The Ohio Environmental Protection Agency (OEPA) heard from residents in eastern Ohio about an ethane pipeline proposed by Shell.
Shell’s Falcon Pipeline would run through three Ohio counties, 46 miles in the state, as well as through Pennsylvania and West Virginia, transporting the ethane necessary to fuel the cracker plant its building in Western, Pennsylvania. The cracker creates ethylene, which is used in manufacturing plastics.
ECONOMIC DEVELOPMENT AND JOBS
Tait Carter, director of economic development in Carroll County, testified at the Ohio EPA hearing about the opportunity for economic development the Falcon pipeline could bring. She said the area needs the jobs, taxes and investments that it will bring.
“The polymer and petrochemical industries will have monumental economic development impact on this region, resulting from this pipeline,” she said.
Jeanette Wierzbicki is executive director Ohio Mid-Eastern Governments Association. Her organization has a regional economic development strategy that spans through ten counties, including Carroll, Harrison and Jefferson, where the Falcon pipeline would cross.
“A key component of that strategy is to capitalize upon the shale development that is occuring in our region, in order to build a more sustainable and diverse economy, and to avoid the boom and bust cycles that have occurred with resource extraction in our region,” she told the EPA.
Wierzbicki says revenue from shale development is already providing money to communities for infrastructure to attract new businesses.
“The proposed ethane pipeline will provide a safe, reliable means of transporting the ethane feedstock from the processing plants in Harrison County to the Shell ethane cracker under construction in Monaca, Pennsylvania,” she said.
But rather than excitement over the possibility of a petrochemical hub, the jobs and investments it could bring to this region, many at the hearing were concerned.

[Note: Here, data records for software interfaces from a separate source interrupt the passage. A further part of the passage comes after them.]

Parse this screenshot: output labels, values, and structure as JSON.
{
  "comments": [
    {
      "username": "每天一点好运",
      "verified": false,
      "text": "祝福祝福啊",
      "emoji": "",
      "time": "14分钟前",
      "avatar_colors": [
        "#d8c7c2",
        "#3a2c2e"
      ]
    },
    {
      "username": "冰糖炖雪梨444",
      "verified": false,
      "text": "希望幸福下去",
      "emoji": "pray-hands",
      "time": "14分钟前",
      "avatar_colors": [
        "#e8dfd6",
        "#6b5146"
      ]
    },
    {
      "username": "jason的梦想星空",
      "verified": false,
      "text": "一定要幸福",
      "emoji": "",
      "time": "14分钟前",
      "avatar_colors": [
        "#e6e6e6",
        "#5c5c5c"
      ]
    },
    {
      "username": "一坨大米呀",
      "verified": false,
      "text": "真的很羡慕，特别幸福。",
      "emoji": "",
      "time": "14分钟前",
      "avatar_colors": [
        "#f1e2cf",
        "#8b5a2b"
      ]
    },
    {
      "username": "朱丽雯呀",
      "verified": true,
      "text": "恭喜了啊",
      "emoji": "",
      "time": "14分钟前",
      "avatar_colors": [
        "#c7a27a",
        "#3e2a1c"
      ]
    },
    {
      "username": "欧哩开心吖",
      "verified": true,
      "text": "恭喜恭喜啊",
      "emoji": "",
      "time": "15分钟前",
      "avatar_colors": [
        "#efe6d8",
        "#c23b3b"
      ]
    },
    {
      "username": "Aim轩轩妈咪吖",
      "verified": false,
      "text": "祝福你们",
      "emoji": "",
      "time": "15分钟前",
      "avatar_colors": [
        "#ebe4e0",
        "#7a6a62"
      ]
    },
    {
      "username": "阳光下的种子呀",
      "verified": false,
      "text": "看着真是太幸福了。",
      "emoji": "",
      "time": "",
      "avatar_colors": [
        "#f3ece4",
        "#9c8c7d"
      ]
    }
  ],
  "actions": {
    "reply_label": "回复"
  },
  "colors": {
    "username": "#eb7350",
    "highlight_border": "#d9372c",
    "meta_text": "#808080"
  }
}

“Each ethane pipeline approved incentivizes further development, additional ethane cracker plants, and more oil and gas wells,” Chris Tavenor, Law Fellow with the Ohio Environmental Council told the EPA. “One pipeline might not impact water quality, but an entire petrochemical hub could have severe consequences for the health of residents in the region.”
Tavenor said Shell has not provided enough details on its mitigation and degradation plans to protect waterways from problems with the Falcon pipeline. Some who spoke were worried that a degradation in water quality in this region would harm threatened species, such as the Eastern hellbender salamander.
“You hear things thrown around like, ‘cancer alley,’ how about opportunity alley?”
Robin Bardun lives in nearby Tappan Lake where, she said, her rural home has been inundated with pipelines. She said there is already so much new oil and gas industry infrastructure that it is harming her quality of life.
“With the pipelines came road destruction, dumping of frack fluids into our streams and lakes, using our precious water resources for the fracking process, noise, fugitive emissions, well pad explosions,” she testified at the hearing. “This list goes on and on.”
Other local residents expressed concerns that the growing industry would bring them health problems, like breathing difficulties and cancer, that are connected with the oil and gas industry in other regions of the country.
ONE WORD: PLASTICS
Randi Pokladnik, an environmental studies specialist who lives in this area, questioned whether it is a good time in history for the region to get into the plastics business.
“Our politicians are encouraging the creation of more environmentally harmful plastic production, through construction of cracker plants up and down the Ohio River,” she testified, “At a time when countries all over the world are awakening to the consequences of plastic pollution.”
She referenced the air pollution created by plastics production, as well as the plastic bags, bottles and other items currently found in oceans throughout the world.
But the Ohio Oil and Gas Association was quick to defend plastics. Spokesperson Mike Chadsey told a personal story, about his daughter’s difficult birth.
“My daughter was in the ICU unit with incubators and tubes and hoses, made of plastic saving her life,” he told the EPA. “And I don’t think that can be discounted.”
He said most local residents support the growing industry. Referring to comments made during the hearing about cancer concerns from industry pollution he said, “You hear things thrown around like, ‘cancer alley,’ how about opportunity alley?”
The Ohio EPA is accepting public comments on the Falcon Ethane Pipeline until May 30. Anyone may submit written comments or request to be placed on a mailing list for information by writing to: Ohio EPA, Division of Surface Water, Permits Processing Unit, P.O. Box 1049, Columbus, Ohio 43216-1049, or emailing firstname.lastname@example.org.